Martin Luther King, Jr.: Militant of the 21st Century
Dr. Martin Luther King Jr.’s 13-year life on the national stage brilliantly represented the courage it took in those decades to challenge the seemingly overwhelming power of the South’s racist power structure. Far less acknowledged is the courage it took for King – after the passage of the Civil Rights Act of 1964 and the Voting Rights Act of 1965, and his being awarded the 1964 Nobel Peace Prize – to resist the temptations of partial success and his own fame.
Instead, King kept moving leftward, to confront the racial and economic injustice that had created and maintained the Black ghettos of the North, and the national hubris that had led America into the quagmire of war in Southeast Asia.

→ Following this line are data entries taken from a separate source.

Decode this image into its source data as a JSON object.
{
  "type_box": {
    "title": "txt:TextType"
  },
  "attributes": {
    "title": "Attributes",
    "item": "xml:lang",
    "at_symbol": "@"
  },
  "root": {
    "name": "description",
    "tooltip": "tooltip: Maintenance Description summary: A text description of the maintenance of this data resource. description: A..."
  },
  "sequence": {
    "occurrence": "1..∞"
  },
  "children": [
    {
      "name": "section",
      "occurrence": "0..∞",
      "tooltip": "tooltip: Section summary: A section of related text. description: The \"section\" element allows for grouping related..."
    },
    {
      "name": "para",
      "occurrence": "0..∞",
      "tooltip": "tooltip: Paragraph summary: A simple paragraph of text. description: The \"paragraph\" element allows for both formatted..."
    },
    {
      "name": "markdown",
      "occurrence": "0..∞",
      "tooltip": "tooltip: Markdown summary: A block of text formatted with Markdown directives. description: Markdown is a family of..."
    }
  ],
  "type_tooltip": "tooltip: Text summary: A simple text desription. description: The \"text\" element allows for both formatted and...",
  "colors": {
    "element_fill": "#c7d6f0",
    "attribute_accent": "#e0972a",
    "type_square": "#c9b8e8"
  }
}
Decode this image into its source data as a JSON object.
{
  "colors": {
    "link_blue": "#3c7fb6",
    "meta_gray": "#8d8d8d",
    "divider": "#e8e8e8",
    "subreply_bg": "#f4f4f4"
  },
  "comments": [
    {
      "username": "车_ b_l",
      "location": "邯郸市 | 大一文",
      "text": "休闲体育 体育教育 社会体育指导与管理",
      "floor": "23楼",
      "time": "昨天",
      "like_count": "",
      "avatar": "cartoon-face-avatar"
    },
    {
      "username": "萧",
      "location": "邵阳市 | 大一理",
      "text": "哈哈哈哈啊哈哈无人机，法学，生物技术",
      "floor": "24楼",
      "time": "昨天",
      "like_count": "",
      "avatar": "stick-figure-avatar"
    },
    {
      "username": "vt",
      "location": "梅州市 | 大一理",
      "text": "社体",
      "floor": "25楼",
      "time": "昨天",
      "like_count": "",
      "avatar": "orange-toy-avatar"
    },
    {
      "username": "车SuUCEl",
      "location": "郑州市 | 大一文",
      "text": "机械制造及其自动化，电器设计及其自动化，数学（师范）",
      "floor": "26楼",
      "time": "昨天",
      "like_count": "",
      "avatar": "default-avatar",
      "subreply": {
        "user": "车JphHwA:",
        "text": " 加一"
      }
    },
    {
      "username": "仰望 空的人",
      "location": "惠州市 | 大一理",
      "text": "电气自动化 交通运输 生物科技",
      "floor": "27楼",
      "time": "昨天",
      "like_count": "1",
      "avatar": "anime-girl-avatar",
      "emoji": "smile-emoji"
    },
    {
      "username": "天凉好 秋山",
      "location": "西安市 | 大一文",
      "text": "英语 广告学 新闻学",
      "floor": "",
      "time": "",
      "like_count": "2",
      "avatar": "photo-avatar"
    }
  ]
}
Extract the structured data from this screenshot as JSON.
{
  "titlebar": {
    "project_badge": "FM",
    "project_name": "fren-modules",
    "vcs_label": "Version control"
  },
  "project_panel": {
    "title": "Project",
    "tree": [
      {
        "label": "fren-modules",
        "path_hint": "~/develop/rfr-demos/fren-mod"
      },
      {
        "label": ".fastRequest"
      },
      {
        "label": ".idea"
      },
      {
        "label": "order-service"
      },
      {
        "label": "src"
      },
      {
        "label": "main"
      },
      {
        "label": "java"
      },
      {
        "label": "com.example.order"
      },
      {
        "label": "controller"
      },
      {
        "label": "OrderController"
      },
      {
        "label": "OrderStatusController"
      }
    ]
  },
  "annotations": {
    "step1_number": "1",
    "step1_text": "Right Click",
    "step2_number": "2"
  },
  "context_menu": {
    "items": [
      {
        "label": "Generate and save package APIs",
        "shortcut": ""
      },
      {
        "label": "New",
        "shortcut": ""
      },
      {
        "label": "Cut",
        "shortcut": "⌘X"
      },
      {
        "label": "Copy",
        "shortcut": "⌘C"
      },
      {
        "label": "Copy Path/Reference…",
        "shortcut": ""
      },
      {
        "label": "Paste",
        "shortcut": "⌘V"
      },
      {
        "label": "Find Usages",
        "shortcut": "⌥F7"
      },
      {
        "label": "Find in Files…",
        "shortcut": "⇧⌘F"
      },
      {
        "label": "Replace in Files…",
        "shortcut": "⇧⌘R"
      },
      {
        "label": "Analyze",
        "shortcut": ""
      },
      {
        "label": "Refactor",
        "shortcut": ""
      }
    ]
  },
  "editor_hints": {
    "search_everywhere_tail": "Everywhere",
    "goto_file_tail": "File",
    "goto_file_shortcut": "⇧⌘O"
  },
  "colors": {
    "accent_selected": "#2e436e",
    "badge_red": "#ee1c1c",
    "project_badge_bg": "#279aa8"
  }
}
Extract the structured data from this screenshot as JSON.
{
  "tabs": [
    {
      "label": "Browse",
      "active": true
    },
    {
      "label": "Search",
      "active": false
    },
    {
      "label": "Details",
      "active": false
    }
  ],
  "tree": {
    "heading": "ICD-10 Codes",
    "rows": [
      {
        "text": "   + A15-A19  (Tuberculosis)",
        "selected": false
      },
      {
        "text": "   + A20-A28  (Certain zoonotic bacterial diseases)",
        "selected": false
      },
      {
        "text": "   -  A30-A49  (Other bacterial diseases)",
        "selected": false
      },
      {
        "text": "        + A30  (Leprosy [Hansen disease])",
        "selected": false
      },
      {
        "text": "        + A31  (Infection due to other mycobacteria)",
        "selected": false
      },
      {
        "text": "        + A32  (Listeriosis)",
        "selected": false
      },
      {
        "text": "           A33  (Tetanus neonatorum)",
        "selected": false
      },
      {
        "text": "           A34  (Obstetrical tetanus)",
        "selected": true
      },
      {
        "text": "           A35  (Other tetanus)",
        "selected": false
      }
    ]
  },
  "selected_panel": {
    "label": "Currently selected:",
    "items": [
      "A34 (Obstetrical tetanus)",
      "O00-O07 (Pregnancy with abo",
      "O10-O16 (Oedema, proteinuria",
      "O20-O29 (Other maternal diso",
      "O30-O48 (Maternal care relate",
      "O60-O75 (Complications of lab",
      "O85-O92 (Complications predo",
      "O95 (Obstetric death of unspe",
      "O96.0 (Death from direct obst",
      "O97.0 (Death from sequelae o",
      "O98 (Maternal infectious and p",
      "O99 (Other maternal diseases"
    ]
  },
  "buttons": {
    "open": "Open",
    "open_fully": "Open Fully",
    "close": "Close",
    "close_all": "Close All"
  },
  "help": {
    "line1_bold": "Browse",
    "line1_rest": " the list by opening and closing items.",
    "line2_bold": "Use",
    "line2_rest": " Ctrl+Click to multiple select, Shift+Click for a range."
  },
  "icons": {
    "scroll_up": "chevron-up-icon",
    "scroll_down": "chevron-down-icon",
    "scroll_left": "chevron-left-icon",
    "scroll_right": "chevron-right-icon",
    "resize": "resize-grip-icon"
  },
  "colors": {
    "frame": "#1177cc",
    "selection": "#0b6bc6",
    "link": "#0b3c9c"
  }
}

For this he was pilloried by President Lyndon B. Johnson and much of the White liberal establishment, and a good portion of the civil rights and Black political establishment, too. His insistence that nonviolence was still a viable means of social change was ridiculed, as were his plans to stage a multiracial Poor Peoples March on Washington and involve himself in the bitter sanitation worker’s strike in Memphis, Tenn.
But those difficult years were actually King’s finest hours. At the moment of his assassination, he was standing where he had begun his public life: with ordinary Black people who were being unjustly denied their human rights.
King’s refusal to submit offers a lesson to take to heart at this moment when conservative politicians and theorists are trying to restore inequality of opportunity as the law of the land.
It tells us we should adopt King as The Militant of the 21st Century, too.